I’m not an environmentalist, I’m not actually even sure what that means today when really most of daily life is surrounded by replaceable objects, technology and lots of machines that makes our lives better…but all consume power and create waste. But I do know that I really like living in a tropical paradise, I like living where I used to holiday, and I like talking to people every single day who come to Bali and love it as much as I do. So I’m going to do my part in keeping it this way, reduce my plastic use and my carbon footprint, support local charities and events doing really good ‘stuff’ in our communities, take care of Bali’s wildlife (that doesn’t mean I’m going to bring home every dog I find although some days it seems like it!) and I’m going to support businesses that are creating programs to give back to the communities they are in.

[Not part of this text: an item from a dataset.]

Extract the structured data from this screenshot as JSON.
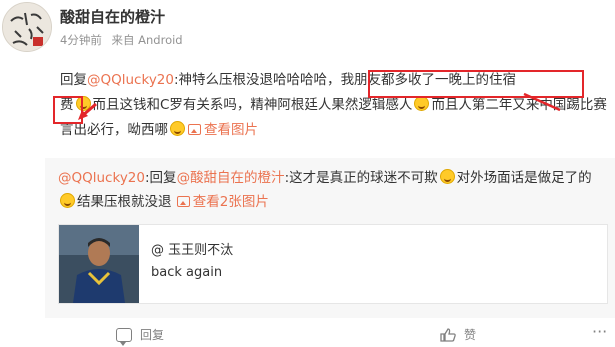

Not doing anything on Wednesday night? The Man Shed, Sanur, is hosting an event as a fundraiser for Trash Heroes. This is a group who work tirelessly to keep Bali’s beaches as beautiful as they are. Head to the Man Shed’s Facebook page for more info or look at our Facebook page for all the details. There’s great prizes and donations from great local businesses from Sanur and Lembongan, art and fashion, music and beer! And it’s for a fabulous cause – let’s keep Bali’s beaches clean and stunningly beautiful for everyone to enjoy!